Fire on the Mountain

Fire on the Mountain Irony

Verbal Irony: Raka's Name

Raka's name is ironic because Raka is the Sanskrit word for 'moon', but Raka is nothing like her namesake: she is neither calm, nor radiant, nor round-faced. Rather, she is slim, sickly, and yellow from her bout of typhoid. Nanda Kaul feels that she looks like an insect with her thin legs and large eyes. It is also ironic as in Hindu mythology the moon is a god associated with calmness and grace, whereas Raka is usually dirty, inelegant, and scrappy.

Verbal Irony: Coolie

The narrator offers a brief bit of verbal irony in a comment about Carignano's earlier history, in which a piece of the roof of the house, built by an Englishman, flies off in the wind and knocks off a coolie's head. The narrator writes, "Eventually the roof was replaced—but not the coolie's head" (6). It's a wry, ironic comment that reinforces the violence the English wreaked on India.

Situational Irony: Nanda Kaul and Raka

Initially, Nanda Kaul is not thrilled about Raka's visit, resenting having someone else around.
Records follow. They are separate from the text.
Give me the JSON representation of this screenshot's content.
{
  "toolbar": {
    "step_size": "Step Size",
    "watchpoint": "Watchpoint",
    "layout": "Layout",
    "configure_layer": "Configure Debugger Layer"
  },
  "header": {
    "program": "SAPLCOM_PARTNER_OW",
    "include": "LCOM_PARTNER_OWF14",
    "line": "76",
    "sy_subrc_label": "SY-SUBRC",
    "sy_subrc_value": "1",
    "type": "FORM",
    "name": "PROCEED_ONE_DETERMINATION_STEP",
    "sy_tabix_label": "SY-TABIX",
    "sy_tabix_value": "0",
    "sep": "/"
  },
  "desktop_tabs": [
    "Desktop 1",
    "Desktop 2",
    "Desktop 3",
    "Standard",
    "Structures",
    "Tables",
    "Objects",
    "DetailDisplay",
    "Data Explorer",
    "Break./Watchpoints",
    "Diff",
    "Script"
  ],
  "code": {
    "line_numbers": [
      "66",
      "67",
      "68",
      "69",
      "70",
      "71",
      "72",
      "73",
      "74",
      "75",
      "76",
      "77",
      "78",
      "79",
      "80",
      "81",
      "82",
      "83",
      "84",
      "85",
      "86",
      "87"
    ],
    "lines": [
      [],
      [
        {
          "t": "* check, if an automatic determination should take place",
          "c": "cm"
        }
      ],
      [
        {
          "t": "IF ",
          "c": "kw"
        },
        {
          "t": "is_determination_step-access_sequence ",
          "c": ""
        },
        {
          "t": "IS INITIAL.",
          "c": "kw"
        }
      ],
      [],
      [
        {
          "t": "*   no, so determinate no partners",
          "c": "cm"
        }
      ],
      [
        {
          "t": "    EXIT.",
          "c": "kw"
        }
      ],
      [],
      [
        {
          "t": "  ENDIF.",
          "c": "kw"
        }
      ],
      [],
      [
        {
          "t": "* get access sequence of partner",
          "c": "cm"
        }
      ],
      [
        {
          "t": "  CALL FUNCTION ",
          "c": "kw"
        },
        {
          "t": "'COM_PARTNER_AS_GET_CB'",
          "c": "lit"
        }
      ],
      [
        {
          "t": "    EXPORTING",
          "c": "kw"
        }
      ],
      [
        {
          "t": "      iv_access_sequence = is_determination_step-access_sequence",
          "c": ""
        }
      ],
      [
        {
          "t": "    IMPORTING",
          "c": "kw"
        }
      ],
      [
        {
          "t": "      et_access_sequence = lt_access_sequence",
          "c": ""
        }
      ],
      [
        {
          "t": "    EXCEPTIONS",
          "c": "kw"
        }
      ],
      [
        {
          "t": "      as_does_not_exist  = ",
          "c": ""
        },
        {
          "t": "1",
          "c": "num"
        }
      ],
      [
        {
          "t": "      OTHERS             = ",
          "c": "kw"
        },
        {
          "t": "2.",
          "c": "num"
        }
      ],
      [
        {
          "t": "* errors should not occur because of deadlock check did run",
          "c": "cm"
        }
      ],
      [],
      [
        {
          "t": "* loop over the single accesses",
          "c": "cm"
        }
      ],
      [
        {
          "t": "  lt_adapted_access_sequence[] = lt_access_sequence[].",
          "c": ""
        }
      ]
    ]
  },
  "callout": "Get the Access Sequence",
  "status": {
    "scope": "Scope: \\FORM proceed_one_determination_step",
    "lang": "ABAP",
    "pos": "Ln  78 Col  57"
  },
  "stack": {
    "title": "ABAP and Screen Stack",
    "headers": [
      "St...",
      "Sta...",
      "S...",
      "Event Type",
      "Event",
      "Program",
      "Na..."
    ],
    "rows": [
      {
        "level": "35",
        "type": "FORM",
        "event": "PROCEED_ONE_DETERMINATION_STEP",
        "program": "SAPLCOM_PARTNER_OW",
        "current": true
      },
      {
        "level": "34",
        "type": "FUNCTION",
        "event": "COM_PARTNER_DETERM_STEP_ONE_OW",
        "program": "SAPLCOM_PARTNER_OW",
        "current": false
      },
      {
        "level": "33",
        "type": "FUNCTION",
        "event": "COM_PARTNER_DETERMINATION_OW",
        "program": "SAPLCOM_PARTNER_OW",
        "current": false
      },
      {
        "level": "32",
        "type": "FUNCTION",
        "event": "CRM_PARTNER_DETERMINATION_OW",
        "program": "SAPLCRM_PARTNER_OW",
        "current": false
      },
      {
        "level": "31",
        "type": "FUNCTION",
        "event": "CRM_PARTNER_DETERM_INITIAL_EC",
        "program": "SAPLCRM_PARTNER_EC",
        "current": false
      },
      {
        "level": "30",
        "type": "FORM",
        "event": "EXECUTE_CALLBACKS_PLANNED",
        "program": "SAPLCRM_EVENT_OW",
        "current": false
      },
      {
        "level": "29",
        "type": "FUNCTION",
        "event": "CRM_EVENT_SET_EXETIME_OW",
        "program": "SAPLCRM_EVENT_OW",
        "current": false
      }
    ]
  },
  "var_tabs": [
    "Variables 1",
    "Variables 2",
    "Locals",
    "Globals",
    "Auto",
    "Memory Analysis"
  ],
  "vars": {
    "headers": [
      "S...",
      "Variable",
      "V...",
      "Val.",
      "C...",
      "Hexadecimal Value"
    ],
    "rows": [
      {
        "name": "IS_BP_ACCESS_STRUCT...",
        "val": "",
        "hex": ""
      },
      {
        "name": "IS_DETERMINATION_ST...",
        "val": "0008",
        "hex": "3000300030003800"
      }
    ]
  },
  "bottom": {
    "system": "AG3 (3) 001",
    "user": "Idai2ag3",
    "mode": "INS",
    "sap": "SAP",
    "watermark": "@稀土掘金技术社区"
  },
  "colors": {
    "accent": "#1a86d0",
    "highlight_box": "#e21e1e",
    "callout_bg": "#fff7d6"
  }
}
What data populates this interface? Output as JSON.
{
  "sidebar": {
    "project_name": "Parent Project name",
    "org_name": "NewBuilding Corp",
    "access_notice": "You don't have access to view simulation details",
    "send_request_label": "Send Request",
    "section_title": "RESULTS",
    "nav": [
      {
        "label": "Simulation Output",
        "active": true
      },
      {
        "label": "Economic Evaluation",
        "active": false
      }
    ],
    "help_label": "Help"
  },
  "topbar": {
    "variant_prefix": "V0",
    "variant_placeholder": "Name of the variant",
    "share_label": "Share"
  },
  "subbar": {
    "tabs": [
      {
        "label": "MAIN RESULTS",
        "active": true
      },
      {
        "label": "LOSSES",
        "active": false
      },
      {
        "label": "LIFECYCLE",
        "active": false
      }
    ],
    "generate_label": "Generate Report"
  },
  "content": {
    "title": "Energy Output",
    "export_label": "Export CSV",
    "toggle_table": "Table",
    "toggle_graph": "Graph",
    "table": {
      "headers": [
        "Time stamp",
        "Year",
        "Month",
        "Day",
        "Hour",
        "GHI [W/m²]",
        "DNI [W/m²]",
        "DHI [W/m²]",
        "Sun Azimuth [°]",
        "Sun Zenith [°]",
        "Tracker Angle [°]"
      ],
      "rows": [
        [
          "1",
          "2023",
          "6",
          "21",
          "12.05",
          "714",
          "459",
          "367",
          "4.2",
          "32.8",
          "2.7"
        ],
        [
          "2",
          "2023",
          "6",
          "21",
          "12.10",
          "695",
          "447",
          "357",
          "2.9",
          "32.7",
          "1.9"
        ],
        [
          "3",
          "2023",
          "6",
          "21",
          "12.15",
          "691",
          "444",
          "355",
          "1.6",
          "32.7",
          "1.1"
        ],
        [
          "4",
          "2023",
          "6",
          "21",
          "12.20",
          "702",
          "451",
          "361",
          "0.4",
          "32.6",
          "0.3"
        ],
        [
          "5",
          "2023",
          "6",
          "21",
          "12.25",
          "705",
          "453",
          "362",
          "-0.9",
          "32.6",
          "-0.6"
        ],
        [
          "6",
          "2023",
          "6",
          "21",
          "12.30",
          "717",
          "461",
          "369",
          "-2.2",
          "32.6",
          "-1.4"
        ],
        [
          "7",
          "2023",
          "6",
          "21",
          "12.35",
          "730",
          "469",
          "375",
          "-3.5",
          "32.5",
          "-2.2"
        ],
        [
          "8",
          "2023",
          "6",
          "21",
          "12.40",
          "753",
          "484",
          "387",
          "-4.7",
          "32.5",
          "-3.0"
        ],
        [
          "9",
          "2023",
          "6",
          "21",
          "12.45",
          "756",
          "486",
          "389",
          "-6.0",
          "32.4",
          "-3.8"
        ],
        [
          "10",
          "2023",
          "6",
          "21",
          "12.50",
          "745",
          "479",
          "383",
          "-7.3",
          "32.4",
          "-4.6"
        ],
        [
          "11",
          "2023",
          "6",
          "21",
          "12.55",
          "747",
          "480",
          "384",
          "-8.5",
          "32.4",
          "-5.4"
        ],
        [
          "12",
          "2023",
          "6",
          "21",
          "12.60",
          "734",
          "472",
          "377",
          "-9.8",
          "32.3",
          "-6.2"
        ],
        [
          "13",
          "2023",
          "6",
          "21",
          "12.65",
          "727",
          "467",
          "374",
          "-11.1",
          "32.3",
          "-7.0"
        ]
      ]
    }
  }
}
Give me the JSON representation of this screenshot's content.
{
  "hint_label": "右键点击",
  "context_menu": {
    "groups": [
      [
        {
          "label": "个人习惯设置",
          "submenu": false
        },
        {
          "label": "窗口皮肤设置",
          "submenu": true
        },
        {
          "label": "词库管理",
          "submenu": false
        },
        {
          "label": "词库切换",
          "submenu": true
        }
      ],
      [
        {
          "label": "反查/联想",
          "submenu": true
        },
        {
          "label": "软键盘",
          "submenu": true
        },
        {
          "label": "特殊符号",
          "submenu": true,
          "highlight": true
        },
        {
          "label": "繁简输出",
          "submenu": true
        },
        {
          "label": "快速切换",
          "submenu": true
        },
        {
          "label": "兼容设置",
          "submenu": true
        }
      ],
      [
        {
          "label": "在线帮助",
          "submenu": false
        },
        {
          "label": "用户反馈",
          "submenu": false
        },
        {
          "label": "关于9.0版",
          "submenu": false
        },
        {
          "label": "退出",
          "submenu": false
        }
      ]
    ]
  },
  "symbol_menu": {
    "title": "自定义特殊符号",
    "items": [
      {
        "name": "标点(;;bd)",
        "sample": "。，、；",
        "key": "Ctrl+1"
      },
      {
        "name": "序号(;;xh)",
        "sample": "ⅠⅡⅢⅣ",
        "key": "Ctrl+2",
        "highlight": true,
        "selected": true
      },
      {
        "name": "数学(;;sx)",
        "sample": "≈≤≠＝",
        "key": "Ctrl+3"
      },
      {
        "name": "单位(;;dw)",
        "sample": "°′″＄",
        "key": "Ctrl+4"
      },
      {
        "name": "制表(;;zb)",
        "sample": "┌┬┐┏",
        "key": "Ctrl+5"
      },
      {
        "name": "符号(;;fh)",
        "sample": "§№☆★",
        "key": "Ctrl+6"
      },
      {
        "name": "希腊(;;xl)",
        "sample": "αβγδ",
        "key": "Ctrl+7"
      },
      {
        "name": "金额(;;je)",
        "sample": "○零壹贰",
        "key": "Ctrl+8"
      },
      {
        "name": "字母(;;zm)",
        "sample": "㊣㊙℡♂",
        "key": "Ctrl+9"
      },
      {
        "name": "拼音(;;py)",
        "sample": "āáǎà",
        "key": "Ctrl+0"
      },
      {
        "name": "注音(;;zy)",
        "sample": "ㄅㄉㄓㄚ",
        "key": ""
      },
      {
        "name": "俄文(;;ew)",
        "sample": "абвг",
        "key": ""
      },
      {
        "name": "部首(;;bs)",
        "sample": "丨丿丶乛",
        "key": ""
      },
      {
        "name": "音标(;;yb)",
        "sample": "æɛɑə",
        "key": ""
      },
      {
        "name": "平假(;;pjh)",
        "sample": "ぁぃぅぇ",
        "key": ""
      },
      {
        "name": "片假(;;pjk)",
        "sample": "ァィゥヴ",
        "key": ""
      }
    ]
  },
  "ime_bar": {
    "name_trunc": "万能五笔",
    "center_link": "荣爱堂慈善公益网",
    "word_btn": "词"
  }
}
Ironically, Raka feels exactly the same, and it is their similarity that puts them in conflict with one another: Nanda Kaul "eyed the child with apprehension now, wondering at this total rejection, so natural, instinctive and effortless when compared to her own planned and wilful rejection of the child" (47).

Dramatic Irony: Ila Das

By the time we get to Ila Das's imminent visit, we already know a bit about her, especially the fact that she is a little pitiful and clearly worships Nanda Kaul. Thus, it is ironic when Nanda Kaul suggests Ila Das come to the house the next day and Ila Das replies, "you simply have no idea how my days are spent, how busy, how impossible—tomorrow, did you say?...Yes, well, tomorrow then" (103). Ila Das wants nothing more than to come to Nanda Kaul's house: she would drop everything to do so, and she is not busy.